The #NiUnaMenos movement’s greatest value is its capacity to make femicide visible, which led to the proliferation of powerful transregional actions against gender-based violence. Those associated with the movement have consistently demanded the compilation and publication of official statistics on violence against women, guarantees of protection and justice for women affected by violence, the creation of shelters for victims, the legalization of abortion and the provision of comprehensive sex and gender education. However, and as other colleagues already pointed out, despite its numbers, what makes this movement relevant for social change is the intersectionality of the demands and its transregional, massive and heterogenous character.
As a regional laboratory for the latest phases of high-impact neoliberalism, Latin America should also be understood as the avant-garde of the creative imagination of new utopias and forms of protest and public demonstration. Members of #NiUnaMenos have positioned themselves as a transformative opposition movement in sharp contrast to the resurgence of right-wing governments across the continent. In doing so, they have challenged power relations and the claim that societies should revert back to traditional social hierarchies. Transregionalism is understood by members of #NiUnaMenos not so much as resilience but as a consciously strategic narrative as well as a performative transnational community that transcends a mere geographic or national setting. In that sense, we can understand the #NiUnaMenos movement as an imagined community sharing an alter-world utopia against gender precarity and in control of a powerful civic creativity.

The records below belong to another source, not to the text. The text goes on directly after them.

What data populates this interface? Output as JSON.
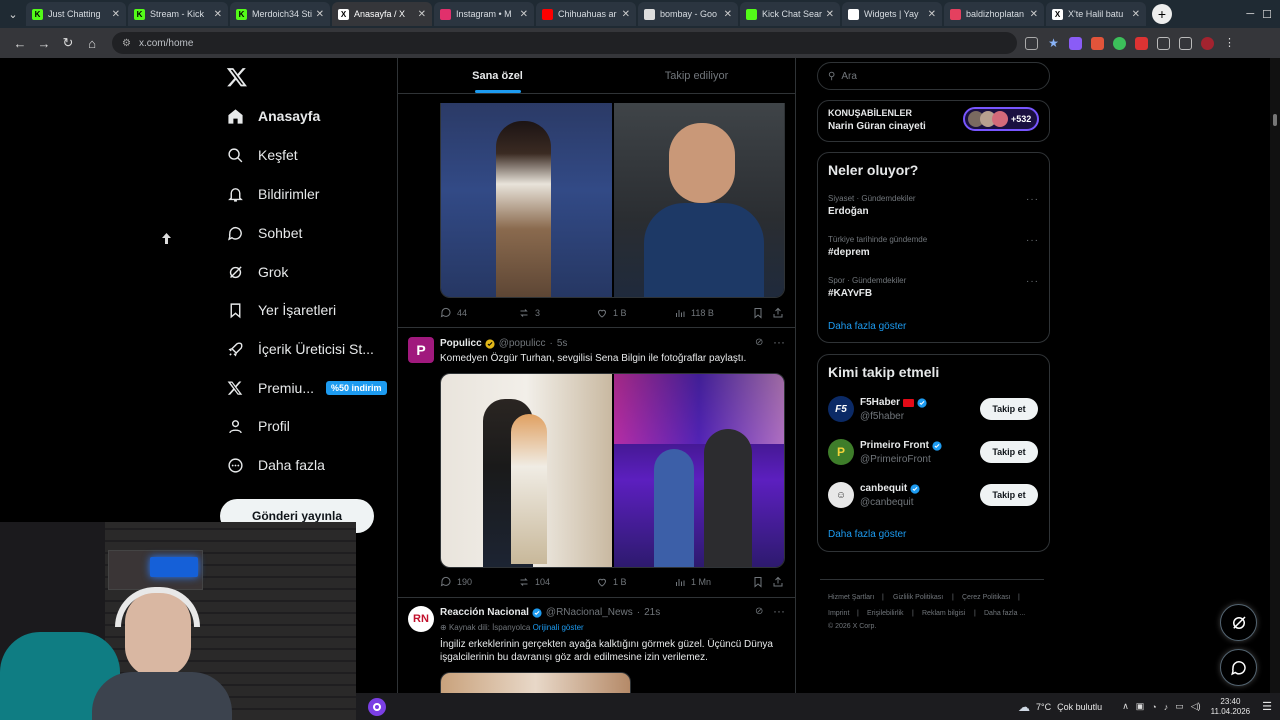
{
  "browser": {
    "tabs": [
      {
        "title": "Just Chatting",
        "favicon_color": "#53fc18",
        "favicon_letter": "K"
      },
      {
        "title": "Stream - Kick",
        "favicon_color": "#53fc18",
        "favicon_letter": "K"
      },
      {
        "title": "Merdoich34 Sti",
        "favicon_color": "#53fc18",
        "favicon_letter": "K"
      },
      {
        "title": "Anasayfa / X",
        "favicon_color": "#ffffff",
        "favicon_letter": "X",
        "active": true
      },
      {
        "title": "Instagram • M",
        "favicon_color": "#e1306c",
        "favicon_letter": ""
      },
      {
        "title": "Chihuahuas ar",
        "favicon_color": "#ff0000",
        "favicon_letter": ""
      },
      {
        "title": "bombay - Goo",
        "favicon_color": "#dddddd",
        "favicon_letter": ""
      },
      {
        "title": "Kick Chat Sear",
        "favicon_color": "#53fc18",
        "favicon_letter": ""
      },
      {
        "title": "Widgets | Yay",
        "favicon_color": "#ffffff",
        "favicon_letter": ""
      },
      {
        "title": "baldizhoplatan",
        "favicon_color": "#e4405f",
        "favicon_letter": ""
      },
      {
        "title": "X'te Halil batu",
        "favicon_color": "#ffffff",
        "favicon_letter": "X"
      }
    ],
    "url": "x.com/home"
  },
  "nav": {
    "items": [
      {
        "label": "Anasayfa",
        "icon": "home-icon"
      },
      {
        "label": "Keşfet",
        "icon": "search-icon"
      },
      {
        "label": "Bildirimler",
        "icon": "bell-icon"
      },
      {
        "label": "Sohbet",
        "icon": "chat-icon"
      },
      {
        "label": "Grok",
        "icon": "grok-icon"
      },
      {
        "label": "Yer İşaretleri",
        "icon": "bookmark-icon"
      },
      {
        "label": "İçerik Üreticisi St...",
        "icon": "rocket-icon"
      },
      {
        "label": "Premiu...",
        "icon": "x-icon"
      },
      {
        "label": "Profil",
        "icon": "person-icon"
      },
      {
        "label": "Daha fazla",
        "icon": "more-icon"
      }
    ],
    "premium_badge": "%50 indirim",
    "post_button": "Gönderi yayınla"
  },
  "feed": {
    "tabs": [
      "Sana özel",
      "Takip ediliyor"
    ],
    "post0_stats": {
      "replies": "44",
      "reposts": "3",
      "likes": "1 B",
      "views": "118 B"
    },
    "post1": {
      "name": "Populicc",
      "handle": "@populicc",
      "time": "5s",
      "text": "Komedyen Özgür Turhan, sevgilisi Sena Bilgin ile fotoğraflar paylaştı.",
      "stats": {
        "replies": "190",
        "reposts": "104",
        "likes": "1 B",
        "views": "1 Mn"
      }
    },
    "post2": {
      "name": "Reacción Nacional",
      "handle": "@RNacional_News",
      "time": "21s",
      "source_lang": "Kaynak dili: İspanyolca",
      "show_original": "Orijinali göster",
      "text": "İngiliz erkeklerinin gerçekten ayağa kalktığını görmek güzel. Üçüncü Dünya işgalcilerinin bu davranışı göz ardı edilmesine izin verilemez."
    }
  },
  "right": {
    "search_placeholder": "Ara",
    "spaces": {
      "label": "KONUŞABİLENLER",
      "topic": "Narin Güran cinayeti",
      "count": "+532"
    },
    "trends": {
      "title": "Neler oluyor?",
      "items": [
        {
          "context": "Siyaset · Gündemdekiler",
          "name": "Erdoğan"
        },
        {
          "context": "Türkiye tarihinde gündemde",
          "name": "#deprem"
        },
        {
          "context": "Spor · Gündemdekiler",
          "name": "#KAYvFB"
        }
      ],
      "more": "Daha fazla göster"
    },
    "who": {
      "title": "Kimi takip etmeli",
      "items": [
        {
          "name": "F5Haber",
          "handle": "@f5haber"
        },
        {
          "name": "Primeiro Front",
          "handle": "@PrimeiroFront"
        },
        {
          "name": "canbequit",
          "handle": "@canbequit"
        }
      ],
      "follow_label": "Takip et",
      "more": "Daha fazla göster"
    },
    "footer": [
      "Hizmet Şartları",
      "Gizlilik Politikası",
      "Çerez Politikası",
      "Imprint",
      "Erişilebilirlik",
      "Reklam bilgisi",
      "Daha fazla ...",
      "© 2026 X Corp."
    ]
  },
  "taskbar": {
    "weather_temp": "7°C",
    "weather_desc": "Çok bulutlu",
    "time": "23:40",
    "date": "11.04.2026"
  },
  "colors": {
    "accent": "#1d9bf0",
    "background": "#000000",
    "border": "#2f3336",
    "muted": "#71767b"
  }
}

When Judith Butler affirmed in 2015 that these demonstrations are expressing collective rejection against the precariousness imposed by the socioeconomic order, she also acknowledged their performative exercise of the "right to appear" publicly, and to assert the right to a more liveable life. Those who live their gender identity and choices in a precarious situation also suffer a high risk of abuse, pathologisation and violence; and their human condition is usually devaluated. Precarity is, therefore, a social and economic human condition that will be expressed in alter-world movements as a plurality of bodies in action.
As an alter-world, horizontal and participatory movement, the #NiUnaMenos mobilises citizens as rights-bearers thanks to a set of informal networks and personal affinities; it is based on concrete and precise projects; conceives social change as only possible from the bottom up and through concrete individual actions that modify the unjust social hierarchies; and performatively transforms the ultimate meaning of democracy and dignity. Consequently, with its increasing capacity to (re)formulate and implement proactive agendas, the #NiUnaMenos has proved effective when fighting femicide, an upsetting phenomenon occurring repeatedly throughout urban and rural areas, and that transcends all social classes and age groups on the continent. Only through this collective and organized agency can the spectre of gender equality be enlightened, transforming precariousness into solidarity and hope.
Maria Clara Medina is an assistant professor and the International Coordinator at the School of Global Studies. Originally from the academic disciplines of history and social anthropology, she considers herself a gender researcher, a football connoisseur, and a result of multiple migrations. She has been publishing since 1989 including a number of scientific and popular scientific texts on, among other issues, Latin American agrarian history; ethnic, class and gender identity building in postcolonial situations; cultural history and the building of national myths; Swedish colonial ambitions in Latin America during the wars of independence; and intellectual history. Her current research is in the field of Human Rights with focus on reproductive rights and identity public policies, both in high- and low-income lands.